Saturday, July 11, 2015

Hope Emerald, Etc.

I prized two pendants for sentimental reasons -- one emerald, not a crown jewel, cloudy but green enough to remind me of nature, and one handsome oval smoky quartz, in superstitious terms a highly protective stone, market value five dollars. Wore them joyfully. Last January, hid them and forgot where, so for weeks and months I have torn closets apart, dumped out winter boots, stood on stepstools, searched the garage, and clawed from the cupboard boxes of Jello, thinking: "Maybe I put them here. Or here. Or here. . ." Maybe I hid them in the bottom of a trash can and they got thrown away, or in the folds of an old sweatshirt I bagged and tossed.
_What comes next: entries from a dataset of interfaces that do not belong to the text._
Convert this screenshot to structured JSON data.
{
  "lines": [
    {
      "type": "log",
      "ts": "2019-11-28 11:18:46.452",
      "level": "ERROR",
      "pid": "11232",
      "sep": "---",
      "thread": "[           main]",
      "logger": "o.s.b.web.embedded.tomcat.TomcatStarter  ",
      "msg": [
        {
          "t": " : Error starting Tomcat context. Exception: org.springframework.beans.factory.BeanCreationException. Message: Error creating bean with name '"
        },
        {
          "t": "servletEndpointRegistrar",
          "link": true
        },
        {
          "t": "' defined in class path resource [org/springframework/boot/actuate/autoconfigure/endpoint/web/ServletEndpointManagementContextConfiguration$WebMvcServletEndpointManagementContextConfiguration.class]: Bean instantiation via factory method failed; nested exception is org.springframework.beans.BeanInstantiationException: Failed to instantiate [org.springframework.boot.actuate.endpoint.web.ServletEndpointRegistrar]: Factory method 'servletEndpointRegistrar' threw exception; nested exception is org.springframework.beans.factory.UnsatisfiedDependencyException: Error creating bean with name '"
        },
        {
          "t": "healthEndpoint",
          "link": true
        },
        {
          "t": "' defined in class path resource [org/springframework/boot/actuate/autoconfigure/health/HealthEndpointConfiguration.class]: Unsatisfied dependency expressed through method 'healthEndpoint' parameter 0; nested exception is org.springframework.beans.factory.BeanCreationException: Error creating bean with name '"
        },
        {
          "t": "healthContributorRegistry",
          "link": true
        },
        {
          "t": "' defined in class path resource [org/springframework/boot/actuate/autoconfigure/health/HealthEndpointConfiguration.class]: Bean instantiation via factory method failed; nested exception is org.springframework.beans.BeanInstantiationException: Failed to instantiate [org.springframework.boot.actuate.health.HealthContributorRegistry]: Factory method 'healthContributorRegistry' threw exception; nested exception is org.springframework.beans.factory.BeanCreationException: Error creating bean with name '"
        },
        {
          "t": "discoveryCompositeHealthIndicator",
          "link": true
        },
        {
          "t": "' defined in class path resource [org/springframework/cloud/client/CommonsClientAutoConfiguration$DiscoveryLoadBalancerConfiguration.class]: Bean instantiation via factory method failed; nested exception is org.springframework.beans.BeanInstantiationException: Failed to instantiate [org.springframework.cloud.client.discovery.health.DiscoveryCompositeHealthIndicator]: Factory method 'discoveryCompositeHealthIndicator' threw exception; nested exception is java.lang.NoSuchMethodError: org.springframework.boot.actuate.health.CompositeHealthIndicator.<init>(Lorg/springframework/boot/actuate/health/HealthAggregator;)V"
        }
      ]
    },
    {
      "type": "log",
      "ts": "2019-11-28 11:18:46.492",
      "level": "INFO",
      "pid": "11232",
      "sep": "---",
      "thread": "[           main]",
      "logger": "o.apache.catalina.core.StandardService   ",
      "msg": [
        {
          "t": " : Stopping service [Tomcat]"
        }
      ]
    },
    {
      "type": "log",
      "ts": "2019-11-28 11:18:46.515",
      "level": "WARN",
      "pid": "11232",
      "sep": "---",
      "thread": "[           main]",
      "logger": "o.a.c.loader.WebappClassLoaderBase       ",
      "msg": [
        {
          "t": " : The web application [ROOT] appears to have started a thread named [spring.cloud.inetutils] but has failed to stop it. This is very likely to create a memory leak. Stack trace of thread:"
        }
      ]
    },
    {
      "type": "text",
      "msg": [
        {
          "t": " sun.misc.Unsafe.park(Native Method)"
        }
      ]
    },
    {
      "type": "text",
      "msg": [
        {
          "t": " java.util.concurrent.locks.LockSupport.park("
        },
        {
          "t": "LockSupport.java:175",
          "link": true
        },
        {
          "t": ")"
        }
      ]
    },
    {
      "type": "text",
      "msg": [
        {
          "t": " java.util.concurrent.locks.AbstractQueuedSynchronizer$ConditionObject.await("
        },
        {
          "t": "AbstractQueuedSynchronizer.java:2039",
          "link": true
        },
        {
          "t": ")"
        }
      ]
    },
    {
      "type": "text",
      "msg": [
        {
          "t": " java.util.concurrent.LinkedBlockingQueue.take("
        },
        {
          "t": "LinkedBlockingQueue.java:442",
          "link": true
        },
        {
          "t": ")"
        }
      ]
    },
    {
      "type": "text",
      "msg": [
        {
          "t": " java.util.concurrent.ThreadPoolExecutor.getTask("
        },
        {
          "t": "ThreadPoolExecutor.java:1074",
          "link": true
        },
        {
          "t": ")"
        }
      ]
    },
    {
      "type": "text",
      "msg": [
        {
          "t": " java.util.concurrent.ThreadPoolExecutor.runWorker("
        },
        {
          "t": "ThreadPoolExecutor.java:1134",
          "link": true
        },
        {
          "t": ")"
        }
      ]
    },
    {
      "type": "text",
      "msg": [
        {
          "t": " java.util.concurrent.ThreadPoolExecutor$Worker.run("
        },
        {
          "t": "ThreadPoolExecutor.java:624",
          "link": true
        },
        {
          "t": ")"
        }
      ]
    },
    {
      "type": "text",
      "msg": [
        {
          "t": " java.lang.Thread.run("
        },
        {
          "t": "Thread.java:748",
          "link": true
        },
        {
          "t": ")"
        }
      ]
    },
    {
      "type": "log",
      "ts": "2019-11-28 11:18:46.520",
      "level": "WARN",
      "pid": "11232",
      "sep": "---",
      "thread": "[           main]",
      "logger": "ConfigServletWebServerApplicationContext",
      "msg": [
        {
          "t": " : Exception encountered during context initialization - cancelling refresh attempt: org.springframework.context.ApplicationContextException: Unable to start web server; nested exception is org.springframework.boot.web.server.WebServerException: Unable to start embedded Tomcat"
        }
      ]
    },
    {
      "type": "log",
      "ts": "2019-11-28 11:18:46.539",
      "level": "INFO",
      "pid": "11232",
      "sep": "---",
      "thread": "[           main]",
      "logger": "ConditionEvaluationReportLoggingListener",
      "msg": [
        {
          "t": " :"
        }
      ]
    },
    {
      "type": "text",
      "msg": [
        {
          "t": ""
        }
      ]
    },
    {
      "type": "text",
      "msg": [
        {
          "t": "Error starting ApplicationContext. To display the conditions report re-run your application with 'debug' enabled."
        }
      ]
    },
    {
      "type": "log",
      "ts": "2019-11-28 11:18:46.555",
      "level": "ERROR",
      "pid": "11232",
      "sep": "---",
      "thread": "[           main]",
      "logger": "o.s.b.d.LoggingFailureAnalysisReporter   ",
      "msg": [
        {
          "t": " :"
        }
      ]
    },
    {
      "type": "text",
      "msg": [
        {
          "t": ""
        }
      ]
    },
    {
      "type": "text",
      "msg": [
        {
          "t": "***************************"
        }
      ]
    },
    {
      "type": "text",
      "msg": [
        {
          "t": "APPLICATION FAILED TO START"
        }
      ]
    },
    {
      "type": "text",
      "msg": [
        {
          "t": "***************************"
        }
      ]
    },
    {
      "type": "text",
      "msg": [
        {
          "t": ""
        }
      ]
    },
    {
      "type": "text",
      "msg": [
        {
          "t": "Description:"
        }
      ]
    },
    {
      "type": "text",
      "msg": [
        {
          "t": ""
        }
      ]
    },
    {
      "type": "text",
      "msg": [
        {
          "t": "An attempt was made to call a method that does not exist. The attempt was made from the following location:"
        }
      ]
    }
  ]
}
Could I have done that? The thought gave me a pang. I'd looked everywhere. They were gone. To get a hold of myself, I recalled the Roman poet Catullus, who chided, "Cease this folly, and what you see is lost, set down as lost."

Even so, in the final week of June before leaving for Washington I sheepishly googled "patron saint of lost items," and murmured this "unfailing" prayer to St. Anthony to find the pendants -- sweetening the deal with an offer, if I found them, of a $20 donation to the nearest church:

"Blessed be God in His Angels and in His Saints. O Holy St. Anthony, gentlest of Saints, your love for God and charity for His creatures made you worthy, when on earth, to possess miraculous powers. Encouraged by this thought, I implore you to obtain for me (request). O gentle and loving St. Anthony, whose heart was ever full of human sympathy, whisper my petition into the ears of the sweet Infant Jesus, who loved to be folded in your arms; and the gratitude of my heart will ever be yours, plus $20. Amen."

Son of a. . . In the pantry just a half-hour ago behind a stack of canned tomatoes I found a ziplock bag with the green pendant. I stepped back and felt my heartbeat in my throat and was so grateful I collapsed onto the futon.

I said, thank you, St. Anthony. It is half of what I wanted, so you get $10. Returning to the same pantry and shelf, I moved some cans aside and there was the quartz pendant.

1 comment:

Julia Gordon-Bramer said...

Ha ha, I love it! I learned a much simpler version of that prayer, which I have said since a child with mixed success: "Dear St. Anthony, Please come around. My X is lost, and it can't be found!"